## Work instruction
Find all the lines in the entries below that hold the word "Requests" and copy them.

## Available records
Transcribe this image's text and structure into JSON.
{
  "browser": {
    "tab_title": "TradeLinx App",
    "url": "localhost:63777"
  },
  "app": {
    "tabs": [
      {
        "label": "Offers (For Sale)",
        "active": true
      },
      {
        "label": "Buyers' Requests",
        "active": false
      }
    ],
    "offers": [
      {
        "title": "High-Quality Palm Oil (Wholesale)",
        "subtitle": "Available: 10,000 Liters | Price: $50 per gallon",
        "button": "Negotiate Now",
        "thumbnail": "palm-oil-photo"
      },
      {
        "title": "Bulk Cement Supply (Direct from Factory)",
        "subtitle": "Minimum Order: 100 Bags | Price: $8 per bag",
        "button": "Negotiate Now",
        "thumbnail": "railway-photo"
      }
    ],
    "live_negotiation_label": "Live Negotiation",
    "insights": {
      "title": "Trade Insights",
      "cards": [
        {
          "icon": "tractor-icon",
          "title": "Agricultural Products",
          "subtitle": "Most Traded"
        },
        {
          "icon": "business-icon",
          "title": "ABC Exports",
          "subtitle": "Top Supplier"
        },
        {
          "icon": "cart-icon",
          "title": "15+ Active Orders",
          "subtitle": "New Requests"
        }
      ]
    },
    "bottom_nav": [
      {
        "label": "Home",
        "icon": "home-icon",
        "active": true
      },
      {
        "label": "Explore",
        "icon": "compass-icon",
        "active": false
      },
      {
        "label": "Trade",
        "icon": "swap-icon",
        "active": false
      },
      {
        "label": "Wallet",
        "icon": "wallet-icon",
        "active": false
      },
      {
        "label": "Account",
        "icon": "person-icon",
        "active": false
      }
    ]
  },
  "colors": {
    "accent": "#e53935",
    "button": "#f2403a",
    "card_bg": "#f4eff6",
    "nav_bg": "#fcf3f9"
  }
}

## Exercise result
        "label": "Buyers' Requests",
          "subtitle": "New Requests"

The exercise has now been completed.